Bonds deserve your attention because they provide a natural balance to the ups and downs of the stock market. When economic news is good, bonds fall. Conversely, when times turn bad, bonds rise.
Bonds move in this odd way because the guaranteed payout from a bond becomes more valuable as the investing alternatives grow worse. Think of a bond as being like the emergency rations you keep tucked away in a kitchen drawer. During normal times, when you can wheel by the supermarket to get dinner, your food cache isnâ€™t worth much. But if thereâ€™s a huge snowstorm that blocks the roads for days, the value of your stash skyrockets.
Bonds are at their best when thereâ€™s a financial storm. Thatâ€™s why wise investors keep 25% to 50% of their investment portfolio in bonds. If the economy goes bad and stocks sour, bonds provide you with hearty fare until the storm blows over.
Most of us invest in bonds through bond mutual funds. Two tips can help make sure you get the best deal on these funds:
Watch fees. Since bonds yield only 5% or so, paying a 2% management fee on a bond fund can eat up nearly half your profits. Consider instead the iShares Canadian Bond Index ETF . This trades on the Toronto Exchange under the ticker XBB . It charges you a mere 0.30% a year to track the Canadian bond market.

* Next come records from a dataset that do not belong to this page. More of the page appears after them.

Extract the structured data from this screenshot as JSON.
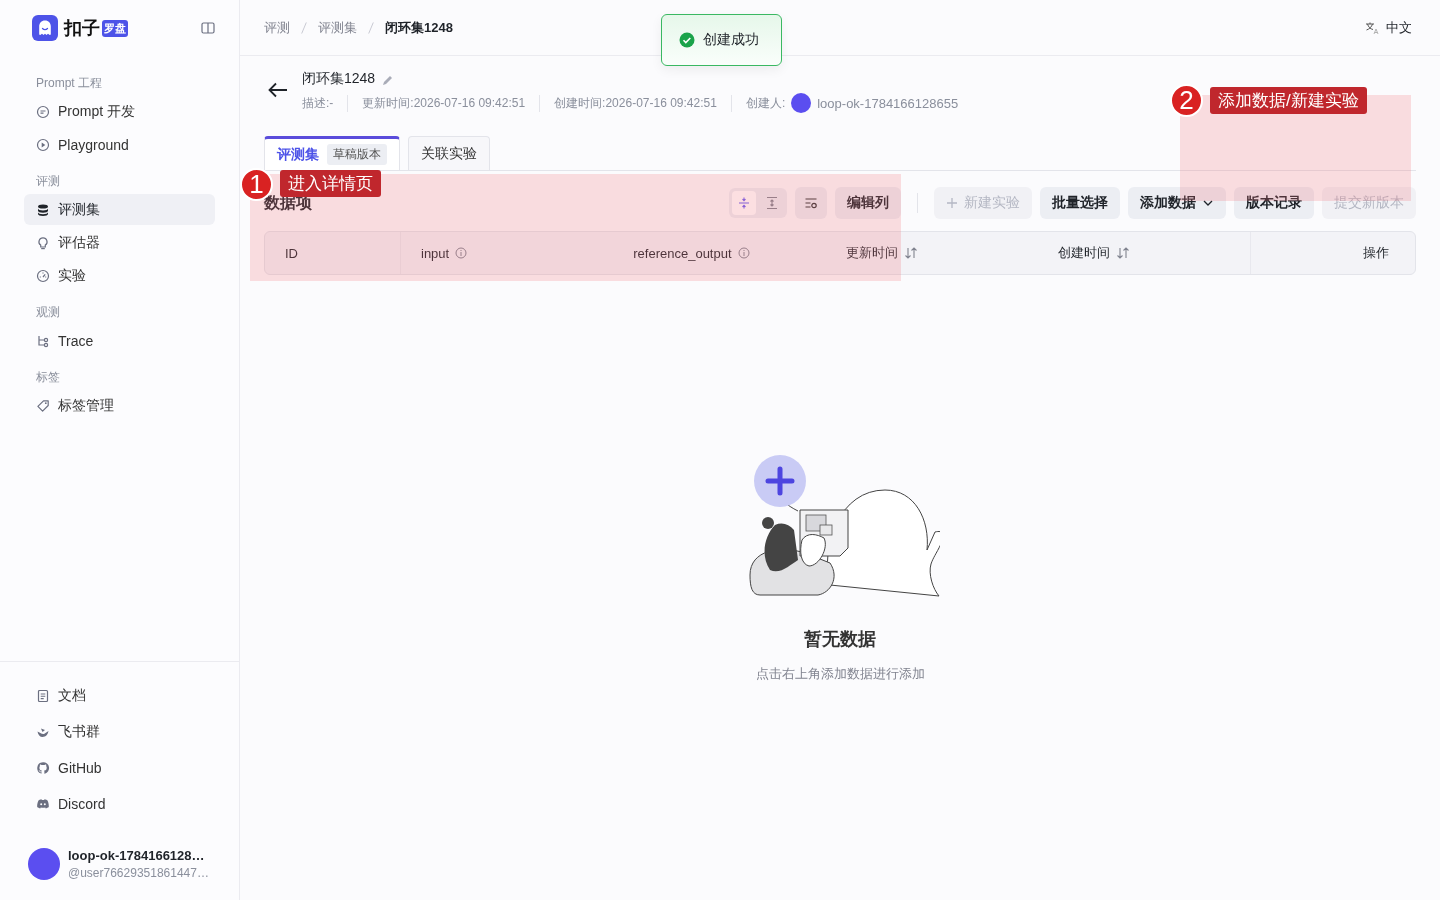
{
  "sidebar": {
    "brand": {
      "name": "扣子",
      "badge": "罗盘"
    },
    "groups": [
      {
        "title": "Prompt 工程",
        "items": [
          {
            "label": "Prompt 开发",
            "selected": false
          },
          {
            "label": "Playground",
            "selected": false
          }
        ]
      },
      {
        "title": "评测",
        "items": [
          {
            "label": "评测集",
            "selected": true
          },
          {
            "label": "评估器",
            "selected": false
          },
          {
            "label": "实验",
            "selected": false
          }
        ]
      },
      {
        "title": "观测",
        "items": [
          {
            "label": "Trace",
            "selected": false
          }
        ]
      },
      {
        "title": "标签",
        "items": [
          {
            "label": "标签管理",
            "selected": false
          }
        ]
      }
    ],
    "footer_links": [
      {
        "label": "文档"
      },
      {
        "label": "飞书群"
      },
      {
        "label": "GitHub"
      },
      {
        "label": "Discord"
      }
    ],
    "user": {
      "name": "loop-ok-1784166128…",
      "handle": "@user76629351861447…"
    }
  },
  "breadcrumb": [
    "评测",
    "评测集",
    "闭环集1248"
  ],
  "language": "中文",
  "toast": {
    "message": "创建成功"
  },
  "dataset": {
    "name": "闭环集1248",
    "meta": [
      "描述:-",
      "更新时间:2026-07-16 09:42:51",
      "创建时间:2026-07-16 09:42:51"
    ],
    "creator_label": "创建人:",
    "creator": "loop-ok-1784166128655"
  },
  "tabs": [
    {
      "label": "评测集",
      "badge": "草稿版本",
      "selected": true
    },
    {
      "label": "关联实验",
      "selected": false
    }
  ],
  "section_title": "数据项",
  "density": [
    {
      "kind": "compact",
      "selected": true
    },
    {
      "kind": "expand",
      "selected": false
    }
  ],
  "buttons": [
    {
      "label": "编辑列",
      "kind": "plain",
      "disabled": false
    },
    {
      "label": "新建实验",
      "kind": "add",
      "disabled": true
    },
    {
      "label": "批量选择",
      "kind": "plain",
      "disabled": false
    },
    {
      "label": "添加数据",
      "kind": "dropdown",
      "disabled": false
    },
    {
      "label": "版本记录",
      "kind": "plain",
      "disabled": false
    },
    {
      "label": "提交新版本",
      "kind": "plain",
      "disabled": true
    }
  ],
  "table": {
    "columns": [
      {
        "label": "ID"
      },
      {
        "label": "input",
        "info": true
      },
      {
        "label": "reference_output",
        "info": true
      },
      {
        "label": "更新时间",
        "sortable": true
      },
      {
        "label": "创建时间",
        "sortable": true
      },
      {
        "label": "操作"
      }
    ]
  },
  "empty": {
    "title": "暂无数据",
    "hint": "点击右上角添加数据进行添加"
  },
  "annotations": [
    {
      "number": "1",
      "label": "进入详情页"
    },
    {
      "number": "2",
      "label": "添加数据/新建实验"
    }
  ]
}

Watch risk. Some bonds are riskier than others because the companies behind them are financially weak. Rating agencies rank bonds on a scale ranging from AAA (super solid) to C (close to default). If in doubt, stick to funds that buy mostly bonds rated AA and AAA. Theyâ€™re solid fare for any investorâ€™s table.